» **Provided records**:
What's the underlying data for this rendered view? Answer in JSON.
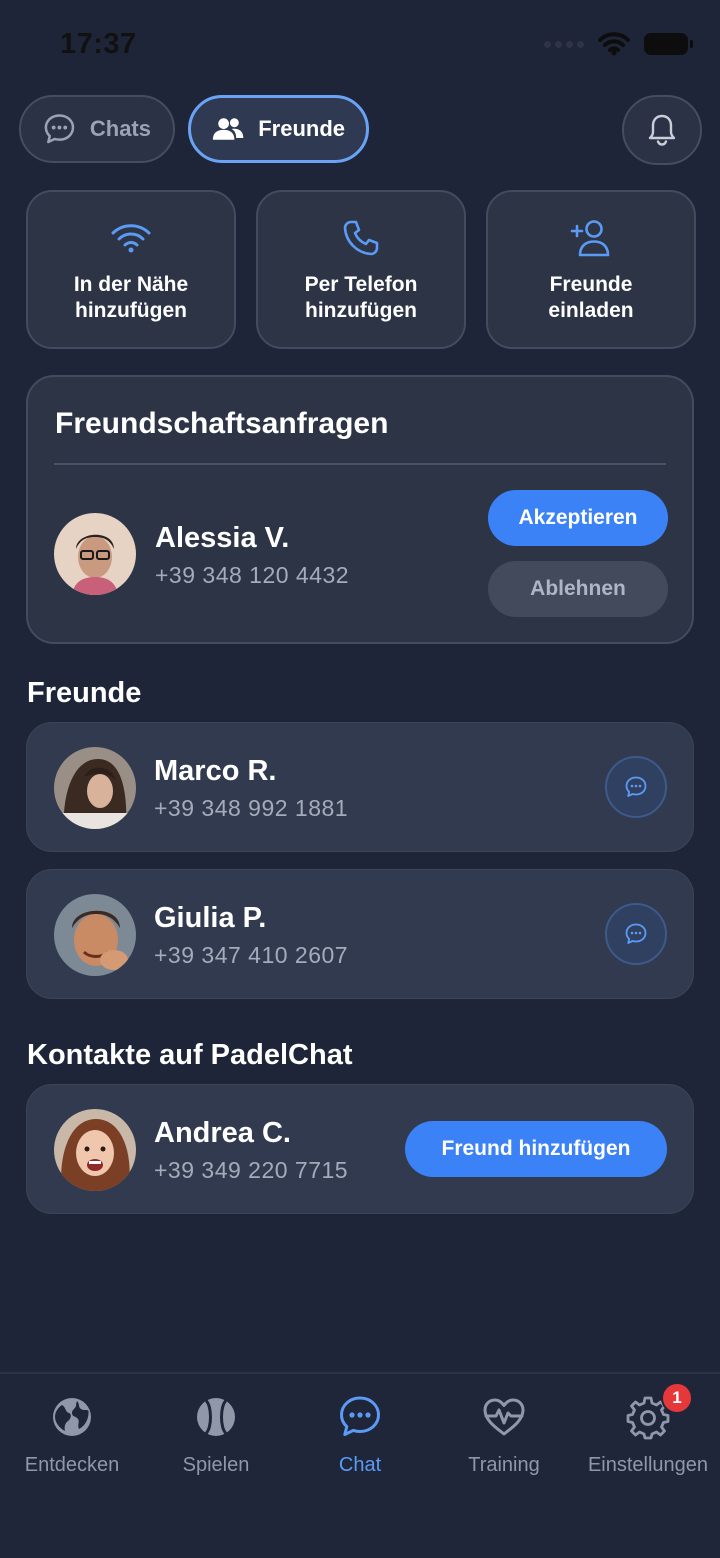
{
  "status_bar": {
    "time": "17:37"
  },
  "top_tabs": [
    {
      "label": "Chats",
      "icon": "chat-bubble-icon",
      "active": false
    },
    {
      "label": "Freunde",
      "icon": "people-icon",
      "active": true
    }
  ],
  "quick_actions": [
    {
      "label": "In der Nähe\nhinzufügen",
      "icon": "wifi-icon"
    },
    {
      "label": "Per Telefon\nhinzufügen",
      "icon": "phone-icon"
    },
    {
      "label": "Freunde\neinladen",
      "icon": "add-user-icon"
    }
  ],
  "requests": {
    "title": "Freundschaftsanfragen",
    "items": [
      {
        "name": "Alessia V.",
        "phone": "+39 348 120 4432",
        "accept_label": "Akzeptieren",
        "decline_label": "Ablehnen"
      }
    ]
  },
  "friends": {
    "heading": "Freunde",
    "items": [
      {
        "name": "Marco R.",
        "phone": "+39 348 992 1881"
      },
      {
        "name": "Giulia P.",
        "phone": "+39 347 410 2607"
      }
    ]
  },
  "contacts": {
    "heading": "Kontakte auf PadelChat",
    "items": [
      {
        "name": "Andrea C.",
        "phone": "+39 349 220 7715",
        "add_label": "Freund hinzufügen"
      }
    ]
  },
  "bottom_nav": [
    {
      "label": "Entdecken",
      "icon": "globe-icon",
      "active": false
    },
    {
      "label": "Spielen",
      "icon": "tennis-ball-icon",
      "active": false
    },
    {
      "label": "Chat",
      "icon": "chat-icon",
      "active": true
    },
    {
      "label": "Training",
      "icon": "heart-pulse-icon",
      "active": false
    },
    {
      "label": "Einstellungen",
      "icon": "gear-icon",
      "active": false,
      "badge": "1"
    }
  ],
  "colors": {
    "accent": "#3b82f6",
    "background": "#1e2538",
    "card": "#2d3446",
    "badge": "#e5383b"
  }
}
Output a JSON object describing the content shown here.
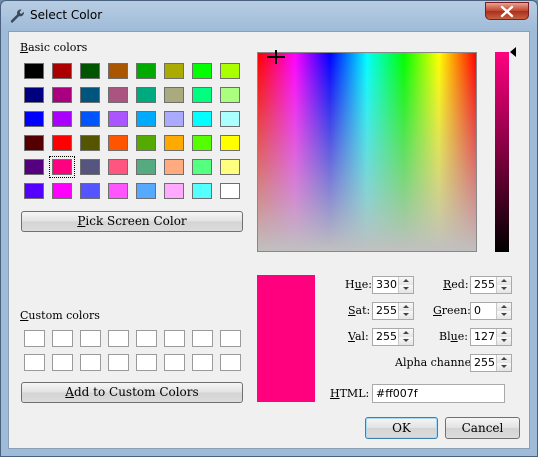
{
  "window": {
    "title": "Select Color",
    "title_icon": "wrench-icon"
  },
  "basic_colors": {
    "label_mnemonic": "B",
    "label_rest": "asic colors",
    "swatches": [
      "#000000",
      "#aa0000",
      "#005500",
      "#aa5500",
      "#00aa00",
      "#aaaa00",
      "#00ff00",
      "#aaff00",
      "#00007f",
      "#aa007f",
      "#00557f",
      "#aa557f",
      "#00aa7f",
      "#aaaa7f",
      "#00ff7f",
      "#aaff7f",
      "#0000ff",
      "#aa00ff",
      "#0055ff",
      "#aa55ff",
      "#00aaff",
      "#aaaaff",
      "#00ffff",
      "#aaffff",
      "#550000",
      "#ff0000",
      "#555500",
      "#ff5500",
      "#55aa00",
      "#ffaa00",
      "#55ff00",
      "#ffff00",
      "#55007f",
      "#ff007f",
      "#55557f",
      "#ff557f",
      "#55aa7f",
      "#ffaa7f",
      "#55ff7f",
      "#ffff7f",
      "#5500ff",
      "#ff00ff",
      "#5555ff",
      "#ff55ff",
      "#55aaff",
      "#ffaaff",
      "#55ffff",
      "#ffffff"
    ],
    "selected_index": 33
  },
  "pick_screen_button": {
    "mnemonic": "P",
    "rest": "ick Screen Color"
  },
  "custom_colors": {
    "label_mnemonic": "C",
    "label_rest": "ustom colors",
    "count": 16
  },
  "add_custom_button": {
    "mnemonic": "A",
    "rest": "dd to Custom Colors"
  },
  "current_color": "#ff007f",
  "fields": {
    "hue": {
      "mnemonic": "u",
      "pre": "H",
      "post": "e:",
      "value": "330"
    },
    "sat": {
      "mnemonic": "S",
      "pre": "",
      "post": "at:",
      "value": "255"
    },
    "val": {
      "mnemonic": "V",
      "pre": "",
      "post": "al:",
      "value": "255"
    },
    "red": {
      "mnemonic": "R",
      "pre": "",
      "post": "ed:",
      "value": "255"
    },
    "green": {
      "mnemonic": "G",
      "pre": "",
      "post": "reen:",
      "value": "0"
    },
    "blue": {
      "mnemonic": "u",
      "pre": "Bl",
      "post": "e:",
      "value": "127"
    },
    "alpha": {
      "label": "Alpha channel:",
      "value": "255"
    }
  },
  "html_field": {
    "mnemonic": "H",
    "rest": "TML:",
    "value": "#ff007f"
  },
  "buttons": {
    "ok": "OK",
    "cancel": "Cancel"
  }
}
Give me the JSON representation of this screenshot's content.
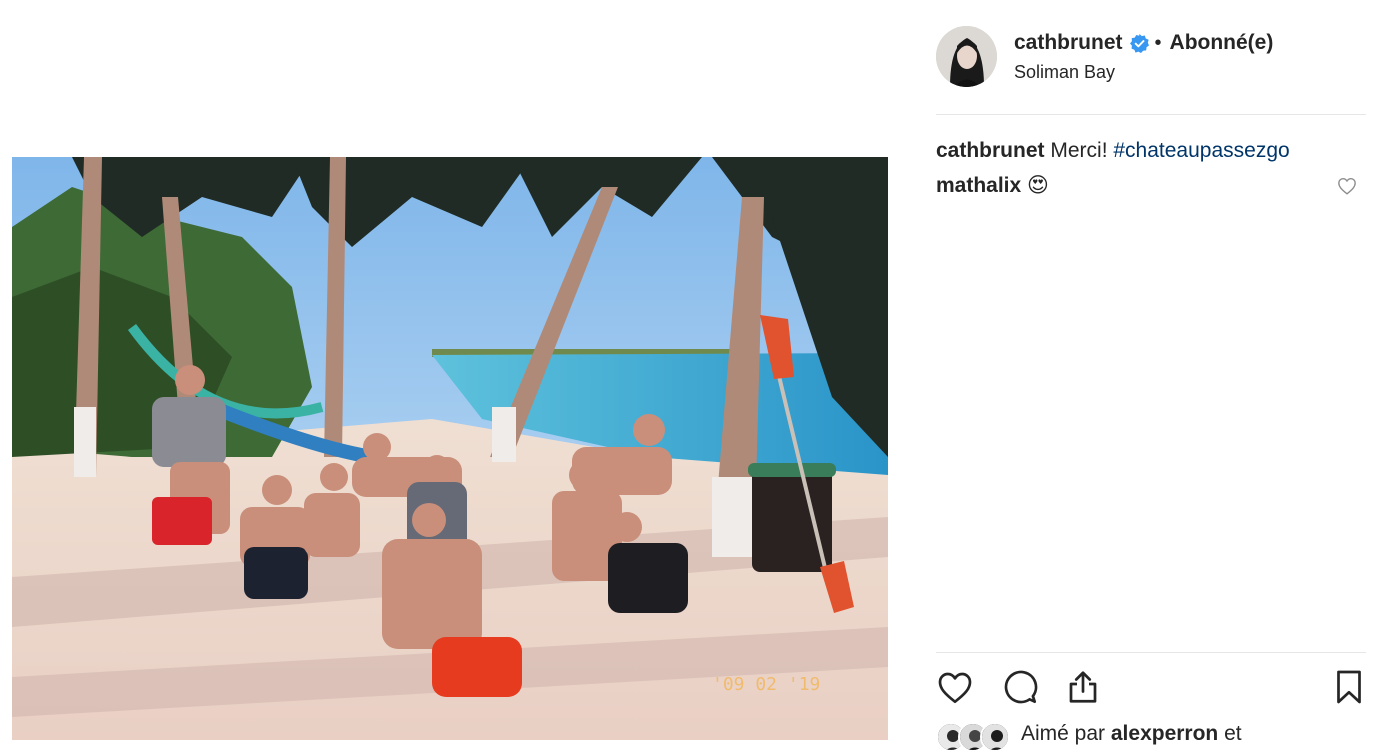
{
  "post": {
    "author": "cathbrunet",
    "separator": "•",
    "follow_label": "Abonné(e)",
    "location": "Soliman Bay"
  },
  "comments": [
    {
      "user": "cathbrunet",
      "text": "Merci!",
      "hashtag": "#chateaupassezgo"
    },
    {
      "user": "mathalix",
      "emoji": "😍"
    }
  ],
  "likes": {
    "prefix": "Aimé par",
    "liked_by": "alexperron",
    "suffix": "et"
  },
  "icons": {
    "like": "heart-icon",
    "comment": "speech-bubble-icon",
    "share": "share-icon",
    "save": "bookmark-icon",
    "verified": "verified-badge-icon",
    "comment_like": "heart-icon"
  },
  "colors": {
    "text": "#262626",
    "hashtag": "#003569",
    "verified": "#3897f0",
    "divider": "#e6e6e6"
  }
}
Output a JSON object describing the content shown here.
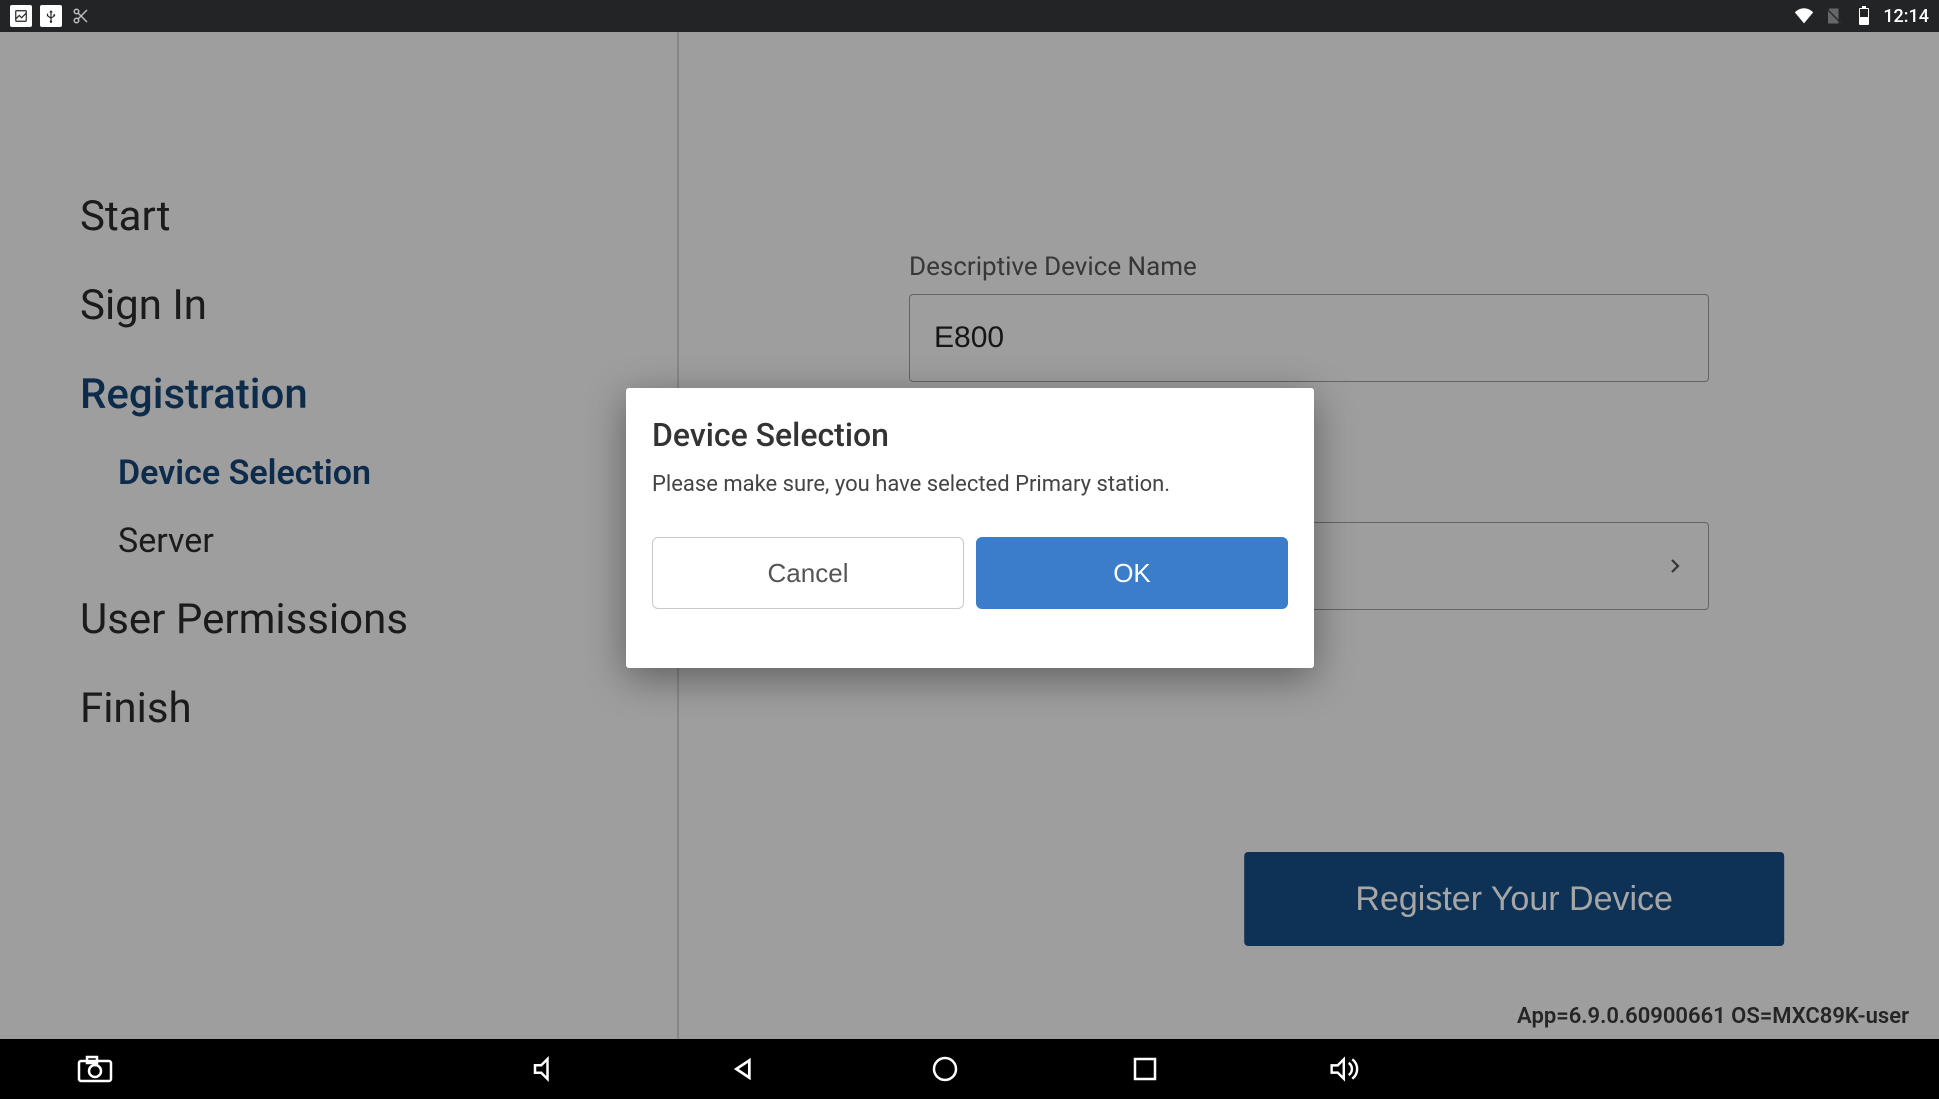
{
  "status_bar": {
    "time": "12:14"
  },
  "sidebar": {
    "items": [
      {
        "label": "Start",
        "active": false
      },
      {
        "label": "Sign In",
        "active": false
      },
      {
        "label": "Registration",
        "active": true
      },
      {
        "label": "User Permissions",
        "active": false
      },
      {
        "label": "Finish",
        "active": false
      }
    ],
    "registration_sub": [
      {
        "label": "Device Selection",
        "active": true
      },
      {
        "label": "Server",
        "active": false
      }
    ]
  },
  "form": {
    "device_name_label": "Descriptive Device Name",
    "device_name_value": "E800",
    "register_button": "Register Your Device"
  },
  "footer": {
    "version": "App=6.9.0.60900661 OS=MXC89K-user"
  },
  "dialog": {
    "title": "Device Selection",
    "message": "Please make sure, you have selected Primary station.",
    "cancel": "Cancel",
    "ok": "OK"
  }
}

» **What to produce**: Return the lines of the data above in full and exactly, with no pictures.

» **Exercise solution**:
What's the underlying data for this rendered view? Answer in JSON.
{
  "status_bar": {
    "time": "17:37"
  },
  "top_tabs": [
    {
      "label": "Chats",
      "icon": "chat-bubble-icon",
      "active": false
    },
    {
      "label": "Freunde",
      "icon": "people-icon",
      "active": true
    }
  ],
  "quick_actions": [
    {
      "label": "In der Nähe\nhinzufügen",
      "icon": "wifi-icon"
    },
    {
      "label": "Per Telefon\nhinzufügen",
      "icon": "phone-icon"
    },
    {
      "label": "Freunde\neinladen",
      "icon": "add-user-icon"
    }
  ],
  "requests": {
    "title": "Freundschaftsanfragen",
    "items": [
      {
        "name": "Alessia V.",
        "phone": "+39 348 120 4432",
        "accept_label": "Akzeptieren",
        "decline_label": "Ablehnen"
      }
    ]
  },
  "friends": {
    "heading": "Freunde",
    "items": [
      {
        "name": "Marco R.",
        "phone": "+39 348 992 1881"
      },
      {
        "name": "Giulia P.",
        "phone": "+39 347 410 2607"
      }
    ]
  },
  "contacts": {
    "heading": "Kontakte auf PadelChat",
    "items": [
      {
        "name": "Andrea C.",
        "phone": "+39 349 220 7715",
        "add_label": "Freund hinzufügen"
      }
    ]
  },
  "bottom_nav": [
    {
      "label": "Entdecken",
      "icon": "globe-icon",
      "active": false
    },
    {
      "label": "Spielen",
      "icon": "tennis-ball-icon",
      "active": false
    },
    {
      "label": "Chat",
      "icon": "chat-icon",
      "active": true
    },
    {
      "label": "Training",
      "icon": "heart-pulse-icon",
      "active": false
    },
    {
      "label": "Einstellungen",
      "icon": "gear-icon",
      "active": false,
      "badge": "1"
    }
  ],
  "colors": {
    "accent": "#3b82f6",
    "background": "#1e2538",
    "card": "#2d3446",
    "badge": "#e5383b"
  }
}
Output a JSON object describing the content shown here.
{
  "window": {
    "title": "Select Color",
    "title_icon": "wrench-icon"
  },
  "basic_colors": {
    "label_mnemonic": "B",
    "label_rest": "asic colors",
    "swatches": [
      "#000000",
      "#aa0000",
      "#005500",
      "#aa5500",
      "#00aa00",
      "#aaaa00",
      "#00ff00",
      "#aaff00",
      "#00007f",
      "#aa007f",
      "#00557f",
      "#aa557f",
      "#00aa7f",
      "#aaaa7f",
      "#00ff7f",
      "#aaff7f",
      "#0000ff",
      "#aa00ff",
      "#0055ff",
      "#aa55ff",
      "#00aaff",
      "#aaaaff",
      "#00ffff",
      "#aaffff",
      "#550000",
      "#ff0000",
      "#555500",
      "#ff5500",
      "#55aa00",
      "#ffaa00",
      "#55ff00",
      "#ffff00",
      "#55007f",
      "#ff007f",
      "#55557f",
      "#ff557f",
      "#55aa7f",
      "#ffaa7f",
      "#55ff7f",
      "#ffff7f",
      "#5500ff",
      "#ff00ff",
      "#5555ff",
      "#ff55ff",
      "#55aaff",
      "#ffaaff",
      "#55ffff",
      "#ffffff"
    ],
    "selected_index": 33
  },
  "pick_screen_button": {
    "mnemonic": "P",
    "rest": "ick Screen Color"
  },
  "custom_colors": {
    "label_mnemonic": "C",
    "label_rest": "ustom colors",
    "count": 16
  },
  "add_custom_button": {
    "mnemonic": "A",
    "rest": "dd to Custom Colors"
  },
  "current_color": "#ff007f",
  "fields": {
    "hue": {
      "mnemonic": "u",
      "pre": "H",
      "post": "e:",
      "value": "330"
    },
    "sat": {
      "mnemonic": "S",
      "pre": "",
      "post": "at:",
      "value": "255"
    },
    "val": {
      "mnemonic": "V",
      "pre": "",
      "post": "al:",
      "value": "255"
    },
    "red": {
      "mnemonic": "R",
      "pre": "",
      "post": "ed:",
      "value": "255"
    },
    "green": {
      "mnemonic": "G",
      "pre": "",
      "post": "reen:",
      "value": "0"
    },
    "blue": {
      "mnemonic": "u",
      "pre": "Bl",
      "post": "e:",
      "value": "127"
    },
    "alpha": {
      "label": "Alpha channel:",
      "value": "255"
    }
  },
  "html_field": {
    "mnemonic": "H",
    "rest": "TML:",
    "value": "#ff007f"
  },
  "buttons": {
    "ok": "OK",
    "cancel": "Cancel"
  }
}
Give me the JSON representation of this screenshot's content.
{
  "post": {
    "author": "cathbrunet",
    "separator": "•",
    "follow_label": "Abonné(e)",
    "location": "Soliman Bay"
  },
  "comments": [
    {
      "user": "cathbrunet",
      "text": "Merci!",
      "hashtag": "#chateaupassezgo"
    },
    {
      "user": "mathalix",
      "emoji": "😍"
    }
  ],
  "likes": {
    "prefix": "Aimé par",
    "liked_by": "alexperron",
    "suffix": "et"
  },
  "icons": {
    "like": "heart-icon",
    "comment": "speech-bubble-icon",
    "share": "share-icon",
    "save": "bookmark-icon",
    "verified": "verified-badge-icon",
    "comment_like": "heart-icon"
  },
  "colors": {
    "text": "#262626",
    "hashtag": "#003569",
    "verified": "#3897f0",
    "divider": "#e6e6e6"
  }
}
Output a JSON object describing the content shown here.
{
  "status_bar": {
    "time": "12:14"
  },
  "sidebar": {
    "items": [
      {
        "label": "Start",
        "active": false
      },
      {
        "label": "Sign In",
        "active": false
      },
      {
        "label": "Registration",
        "active": true
      },
      {
        "label": "User Permissions",
        "active": false
      },
      {
        "label": "Finish",
        "active": false
      }
    ],
    "registration_sub": [
      {
        "label": "Device Selection",
        "active": true
      },
      {
        "label": "Server",
        "active": false
      }
    ]
  },
  "form": {
    "device_name_label": "Descriptive Device Name",
    "device_name_value": "E800",
    "register_button": "Register Your Device"
  },
  "footer": {
    "version": "App=6.9.0.60900661 OS=MXC89K-user"
  },
  "dialog": {
    "title": "Device Selection",
    "message": "Please make sure, you have selected Primary station.",
    "cancel": "Cancel",
    "ok": "OK"
  }
}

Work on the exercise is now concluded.